Why we need to stop asking female colleagues if they want children

‘Do you want children’, is an old fashioned question that is a bad fit in the modern world. It’s a question that women have been asked more times than Kate Flemming has called Steve Arnott ‘mate’ in all 6 seasons of Line of Duty. It’s personal and invasive and one of the most inappropriate talking points to initiate.

Variations of the question include ‘are you trying for a baby?’ and ‘will we be hearing the pitter patter of tiny feet any time soon?’. The probing starts when we are young: ‘do you have a boyfriend?’, then, once a partner has been found the interrogation progresses to the next level: ‘will there be wedding bells anytime soon?’. 

These questions, as harmless as they seem, cause offence and discomfort to the person in the hot seat, who feels exposed and vulnerable under this archaic spotlight.

The assumption that life plays out in the stages of partner-marriage- babies, is ignorant and out dated. It wont come as a surprise to learn that women are asked this question more times than men, which is odd when men play a part in the process (including donor conception).

Childfree by choice

Women can still work in education, like children, and not have the biological need for a baby that other women do.

There are social media pages in support of women who wish to remain childfree. One woman wrote about her childhood, and how she always had the feeling of being an adult trapped in a child’s body; she was suffocated and wanted to refrain from putting anyone else through this experience. 

In the UK this year birth rates have dropped to 1.6 babies per woman, a fall from 2.1 in 2020: women are deciding not to have children. It’s a misconception that all women want children, and anti-feminist to assume that women will automatically want them.

Comments to avoid making to this colleague

“You’ll change your mind”

‘It’s different when they’re your own”

Childless not by choice

20% of women born in the 1960’s don’t have children. They could have been wrongly labelled as women who chose their careers over starting a family, or that they or their partner disliked kids. The truth is that many of these women (and men) are still living with the grief that they were unable to have children. 

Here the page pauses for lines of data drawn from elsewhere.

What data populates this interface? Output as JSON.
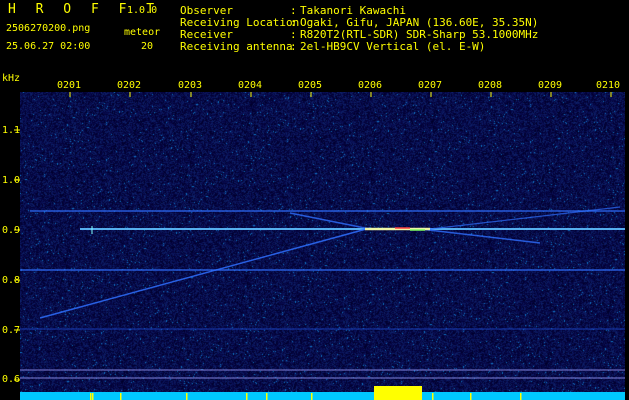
{
  "header": {
    "app_title": "H R O F F T",
    "version": "1.0.0",
    "filename": "2506270200.png",
    "datetime": "25.06.27 02:00",
    "meteor_label": "meteor",
    "meteor_count": "20"
  },
  "info": {
    "observer_key": "Observer",
    "observer_val": "Takanori Kawachi",
    "location_key": "Receiving Location",
    "location_val": "Ogaki, Gifu, JAPAN (136.60E, 35.35N)",
    "receiver_key": "Receiver",
    "receiver_val": "R820T2(RTL-SDR) SDR-Sharp 53.1000MHz",
    "antenna_key": "Receiving antenna",
    "antenna_val": "2el-HB9CV Vertical (el. E-W)",
    "separator": ":"
  },
  "axis": {
    "unit": "kHz",
    "time_ticks": [
      "0201",
      "0202",
      "0203",
      "0204",
      "0205",
      "0206",
      "0207",
      "0208",
      "0209",
      "0210"
    ],
    "freq_ticks": [
      "1.1",
      "1.0",
      "0.9",
      "0.8",
      "0.7",
      "0.6"
    ]
  },
  "colors": {
    "text": "#ffff00",
    "background_noise": "#000060",
    "signal": "#40a0ff",
    "bottom_bar": "#00c8ff",
    "meteor_burst": "#ffff00"
  }
}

MRKH syndrome (being born without a womb) is a medical condition that prevents women from carrying their own child. Polycystic ovary syndrome (PCOS) and endometriosis can be contributing factors towards infertility, and 40%-50% of all cases of infertility are due to ‘male factor’ complications.

The question ‘do you want children?’, or equally cringeworthy, ‘when will you start trying for a baby?’, could be triggering for a woman who has recently lost her baby.


Comments to avoid making to this colleague

“have you tried…”

“you could always adopt”

“have mine!”

They’re trying for a baby

Women prefer to hold on to their pregnancy news until at a point in their gestation when they feel comfortable in sharing this- particularly if they are trying to conceive after loss.


Asking a colleague who is already pregnant, ‘do you think you’ll have kids?’, pressures women into feeling they should be sharing their pregnancy news sooner than they’d like to.


It’s also not okay to ask colleagues to comment on their sex lives, ie. whether they are trying to have a baby.

Comments to avoid making to this colleague

“have you tried…”

“it will happen”

“you’ll have no problem”

“trying for a baby is the fun part”

“You’ll fall pregnant as soon as you stop trying”

“just relax and it will happen”

Circumstances that prevent them from starting a family

Colleagues who would love to be a parent but have not yet started a family could be down to reasons such as: their relationship status, the health of their relationship, their career, their financial situation, their physical health, and their mental health. 

Comments to avoid making to this colleague

“there’s never a ‘right time’ to have kids!”

“you’ll find the money from somewhere- it all comes out in the wash”

The solution
  1. Call colleagues out for being inappropriate and change the subject. Make it a teachable moment that this is a socially awkward question that should be off-topic.

  2. Address this with students too. Yes, young people will ask the question because they want to get to know their teachers, but we know there are other ways for them to do this without finding out what their teachers’ family plans are. Take the opportunity to model for students that this is an unacceptable question for them to ask their teacher and anyone else.

  3. Exposing disparity in pay and challenging the gender pay gap in schools is a much more productive way to get personal with colleagues. End the misogynistic questions and work towards smashing stereotypes and making schools a more inclusive and equitable place to be for teachers.